Workplace media

Our key media of the 21st century are fundamentally spatial. Though it is still a truiism of film and video studies that the mainstream media are dominated by narrative and illusion, the truly dominant media of the early 21st century are geographical informatio systems (GIS), spreadhseets and databases. These workplace media operate by spatialising time. Where once voyagers recorded their journeys as narratives, the early imperial navigations turned to a more schematic system of recording space, turning to the grid of longitude and latitude to create a globe which already contained the unexplored regions of the Southern hemisphere. This level of control increased incrementally, through the Ordnance Survey's addition of contour lines among other features, until, with the introduction of ZIP codes in 1963, mapping could be associated not only with physical but with sociological information. This basic zoning tool could then be associated with such other datasets as census returns, and the move to geographical information systems commenced. The history of the spreadsheet is a denser one but covers a similar history. The critical move came in the migration from the double-entry ledger to the electronic spreadsheets, which no longer carried the residual chronological ordering that paired accountancy with narrative. That move had been achieved rather earlier in bureaucratic record keeping, with the invention of the vertical filing cabinet by Edwin Seibels in 1898 (and the slightly earlier innovation of horizontal filing systems). Again, the ledger had retained some aspects of temporal ordering, especially in terms of how searches were to be conducted. The filing cabinet spatialised these searches, allowing quasi-random alphabetical and numerical searches, as well as the use of 'metadata' such as labelled drawers to isolate files of particular interest. Te database completed this spatialisation of data, separating, for example, biographical from geographical, financial from medical records, but allowing for cross-referencing. These three instruments, GIS, spreadsheets and databases, express and enable the managerialisation of society noted by Foucault and subsequent scholars. These spatialising tendencies correspond with the arithmetic drive in digital media. The grid, and the arithmetical nomenclature for colour distinctions, identify points rather than continua, ideally replicable entities excluding both semantic reference and temporal change.

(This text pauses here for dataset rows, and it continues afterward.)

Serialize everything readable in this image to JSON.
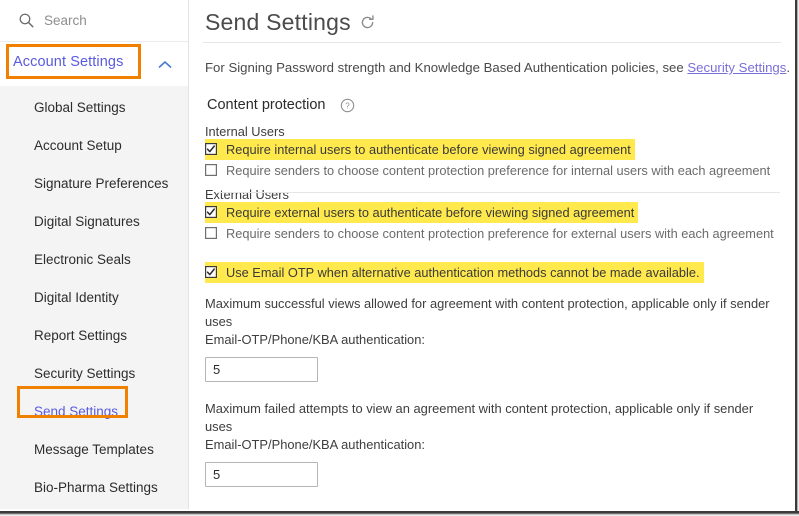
{
  "sidebar": {
    "search": {
      "placeholder": "Search",
      "icon": "search-icon"
    },
    "account_settings": {
      "label": "Account Settings",
      "chevron": "chevron-up-icon",
      "expanded": true,
      "highlight_color": "#f08000"
    },
    "items": [
      {
        "label": "Global Settings",
        "active": false
      },
      {
        "label": "Account Setup",
        "active": false
      },
      {
        "label": "Signature Preferences",
        "active": false
      },
      {
        "label": "Digital Signatures",
        "active": false
      },
      {
        "label": "Electronic Seals",
        "active": false
      },
      {
        "label": "Digital Identity",
        "active": false
      },
      {
        "label": "Report Settings",
        "active": false
      },
      {
        "label": "Security Settings",
        "active": false
      },
      {
        "label": "Send Settings",
        "active": true
      },
      {
        "label": "Message Templates",
        "active": false
      },
      {
        "label": "Bio-Pharma Settings",
        "active": false
      }
    ]
  },
  "main": {
    "title": "Send Settings",
    "refresh_icon": "refresh-icon",
    "intro": {
      "text_before": "For Signing Password strength and Knowledge Based Authentication policies, see ",
      "link_text": "Security Settings",
      "text_after": ".",
      "link_color": "#7a6fd8"
    },
    "section": {
      "heading": "Content protection",
      "help_icon": "question-circle-icon",
      "highlight_color": "#f08000"
    },
    "internal": {
      "subheading": "Internal Users",
      "checkboxes": [
        {
          "label": "Require internal users to authenticate before viewing signed agreement",
          "checked": true,
          "highlighted": true
        },
        {
          "label": "Require senders to choose content protection preference for internal users with each agreement",
          "checked": false,
          "highlighted": false
        }
      ]
    },
    "external": {
      "subheading": "External Users",
      "checkboxes": [
        {
          "label": "Require external users to authenticate before viewing signed agreement",
          "checked": true,
          "highlighted": true
        },
        {
          "label": "Require senders to choose content protection preference for external users with each agreement",
          "checked": false,
          "highlighted": false
        }
      ]
    },
    "otp": {
      "label": "Use Email OTP when alternative authentication methods cannot be made available.",
      "checked": true,
      "highlighted": true
    },
    "max_success": {
      "line1": "Maximum successful views allowed for agreement with content protection, applicable only if sender uses",
      "line2": "Email-OTP/Phone/KBA authentication:",
      "value": "5"
    },
    "max_failed": {
      "line1": "Maximum failed attempts to view an agreement with content protection, applicable only if sender uses",
      "line2": "Email-OTP/Phone/KBA authentication:",
      "value": "5"
    }
  },
  "theme": {
    "highlight_yellow": "#ffe94d",
    "annotation_orange": "#f08000",
    "link_purple": "#5a5ae0"
  }
}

Snatched from a chapter drafted for Resolutions 3: Video Praxis in Global Spaces edited by Ming-Yuen Ma & Erika Suderburg.

The draft chapter has discussions of some favourite video and animation work of the last few years. It argues that these and other examples from Robert cahen, Daniel Crooks and Susan Collins among others escape the confines of the cartesian grid and begin to create new orderings of space, or disturb the grid by bringing in time. Those with a good web presence are:
458nm, Jan Bitzer, Ilija Brunck and Tom Weber, Filmakademie Baden Würtenberg / Polynoid, Germany, 6 mins 54 sec, 2006,
Asparagus, Suzan Pitts, US, 20 mins, 1979,
Ryan, Chris Landreth, National Film Board, Canada, 13 mins 54 sec, 2004,
The Tale of How, The Blackheart Gang, South Africa, 4 mins 29 sec, 2006,